Home » Ireland ‘Appalled’ by Deadly Strike on Gaza Hospital, Calls for Accountability
Featured Global News Ireland News

Ireland ‘Appalled’ by Deadly Strike on Gaza Hospital, Calls for Accountability

‘International community must work urgently to de-escalate this situation,’ says Foreign Minister Micheal Martin

Ireland has called for holding to account those responsible for Tuesday’s deadly strike on a Gaza hospital that killed hundreds of people.

“I am appalled by the strike on Al Ahli hospital and the deaths of hundreds of patients, staff and civilians taking shelter,” Foreign Minister Micheal Martin said in a statement sent to Anadolu by his ministry.

The full facts of what happened “must be established,” he said, adding that the perpetrators “must be held to account.”
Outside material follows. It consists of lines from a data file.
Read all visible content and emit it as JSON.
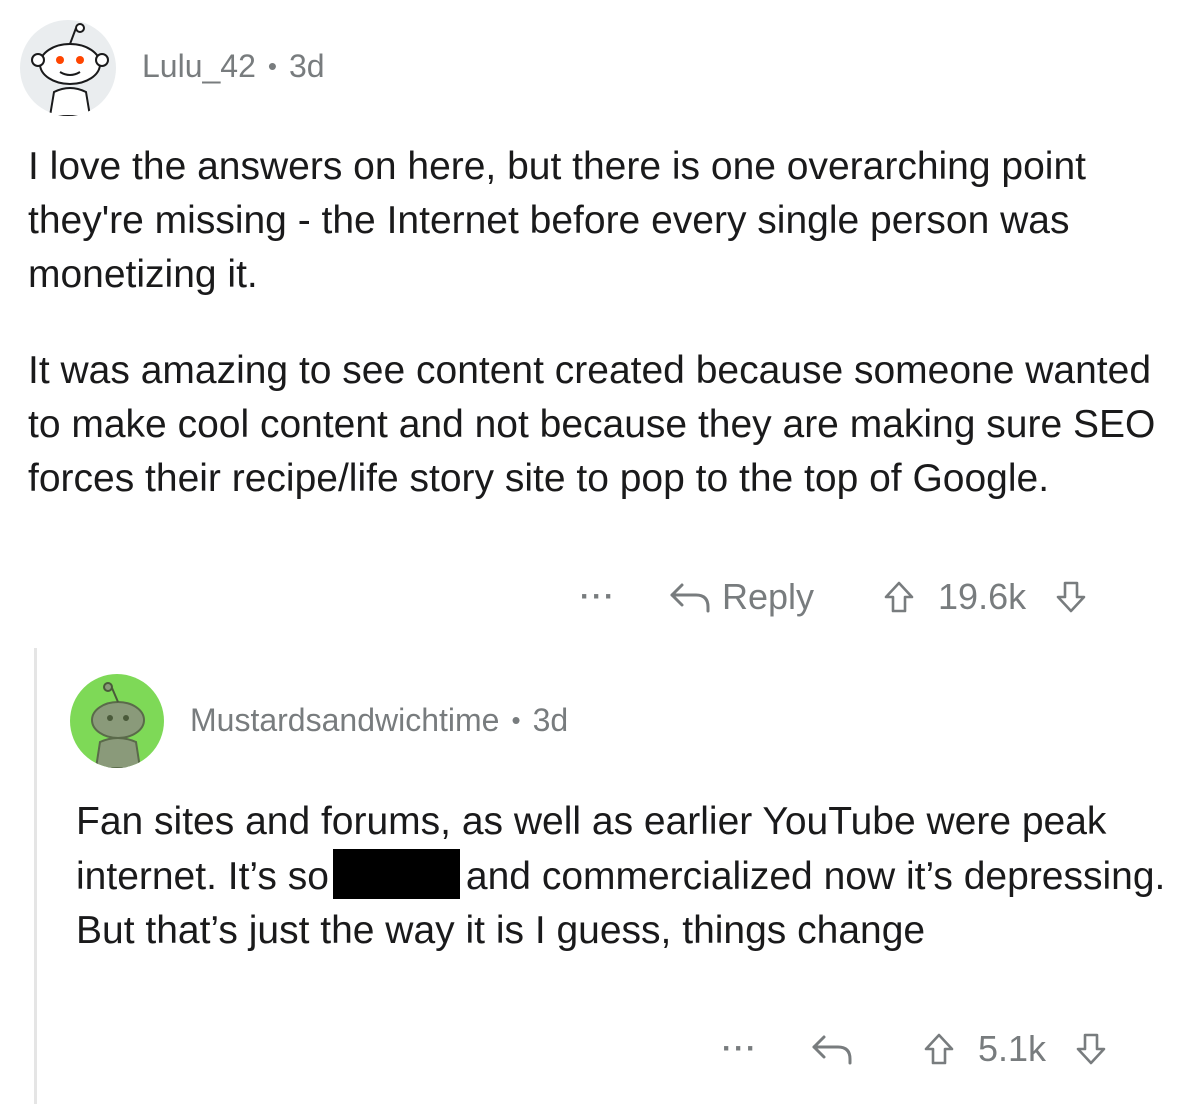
{
  "comments": [
    {
      "username": "Lulu_42",
      "separator": "•",
      "age": "3d",
      "paragraphs": [
        "I love the answers on here, but there is one overarching point they're missing - the Internet before every single person was monetizing it.",
        "It was amazing to see content created because someone wanted to make cool content and not because they are making sure SEO forces their recipe/life story site to pop to the top of Google."
      ],
      "more_label": "···",
      "reply_label": "Reply",
      "score": "19.6k"
    },
    {
      "username": "Mustardsandwichtime",
      "separator": "•",
      "age": "3d",
      "text_before_redaction": "Fan sites and forums, as well as earlier YouTube were peak internet. It’s so",
      "text_after_redaction": "and commercialized now it’s depressing. But that’s just the way it is I guess, things change",
      "more_label": "···",
      "score": "5.1k"
    }
  ],
  "colors": {
    "text": "#1a1a1b",
    "meta": "#787c7e",
    "avatar1_bg": "#eaedef",
    "avatar2_bg": "#7ed957",
    "redaction": "#000000",
    "thread_line": "#e5e5e5"
  },
  "icons": {
    "reply": "reply-arrow-icon",
    "upvote": "upvote-arrow-icon",
    "downvote": "downvote-arrow-icon",
    "more": "more-options-icon"
  }
}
Expressing concern over the rising civilian casualties and suffering due to the ongoing conflict, Martin pointed out the need for a humanitarian cease-fire to allow humanitarian aid to reach Gaza.
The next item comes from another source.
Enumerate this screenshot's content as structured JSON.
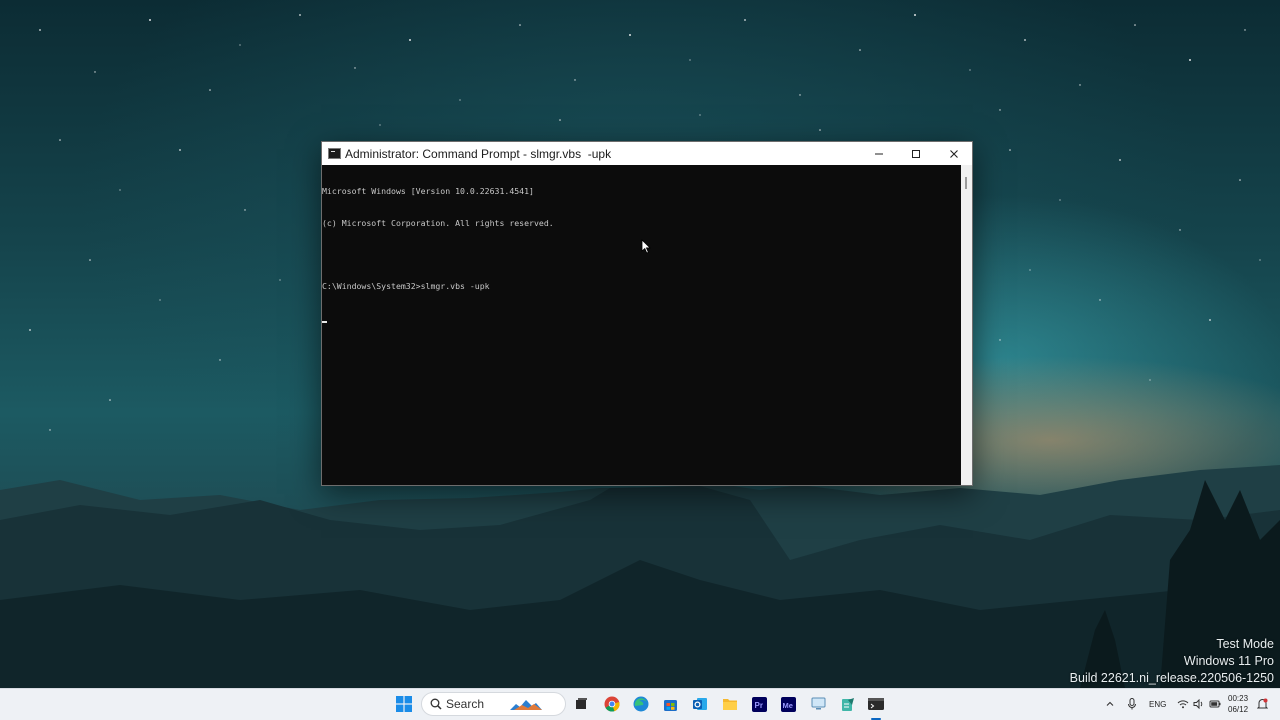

“Hostages must be released immediately and unconditionally. The international community must work urgently to de-escalate this situation,” he added.
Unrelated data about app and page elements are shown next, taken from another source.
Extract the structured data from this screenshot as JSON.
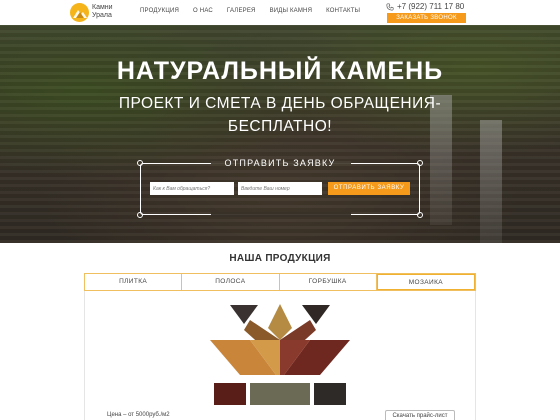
{
  "header": {
    "brand_line1": "Камни",
    "brand_line2": "Урала",
    "nav": [
      "ПРОДУКЦИЯ",
      "О НАС",
      "ГАЛЕРЕЯ",
      "ВИДЫ КАМНЯ",
      "КОНТАКТЫ"
    ],
    "phone": "+7 (922) 711 17 80",
    "call_button": "ЗАКАЗАТЬ ЗВОНОК"
  },
  "hero": {
    "title": "НАТУРАЛЬНЫЙ КАМЕНЬ",
    "subtitle": "ПРОЕКТ И СМЕТА В ДЕНЬ ОБРАЩЕНИЯ- БЕСПЛАТНО!",
    "form_title": "ОТПРАВИТЬ ЗАЯВКУ",
    "name_placeholder": "Как к Вам обращаться?",
    "phone_placeholder": "Введите Ваш номер",
    "submit_label": "ОТПРАВИТЬ ЗАЯВКУ"
  },
  "products": {
    "title": "НАША ПРОДУКЦИЯ",
    "tabs": [
      "ПЛИТКА",
      "ПОЛОСА",
      "ГОРБУШКА",
      "МОЗАИКА"
    ],
    "active_tab": "МОЗАИКА",
    "price": "Цена – от 5000руб./м2",
    "pricelist_button": "Скачать прайс-лист"
  },
  "colors": {
    "accent": "#f59a1b",
    "tab_border": "#f0c060"
  }
}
More than 500 people were killed in an Israeli airstrike on the Al-Ahli Baptist Hospital on Tuesday, according to Palestinian officials in the besieged enclave. Israel, however, has denied responsibility for the air raid.

The conflict began on Oct. 7 when Hamas initiated Operation Al-Aqsa Flood, a multi-pronged surprise attack that included a barrage of rocket launches and infiltrations into Israel by land, sea, and air. It said the incursion was in retaliation for the storming of the Al-Aqsa Mosque and growing violence by Israeli settlers.

The Israeli military then launched Operation Swords of Iron against Hamas targets in the Gaza Strip.

UN chief Antonio Guterres has called for an “immediate humanitarian ceasefire” to ease the “epic human suffering.”

At least 3,300 Palestinians have been killed in Israeli attacks on Gaza, while the figure stands at more than 1,400 people in Israel.

Source : AA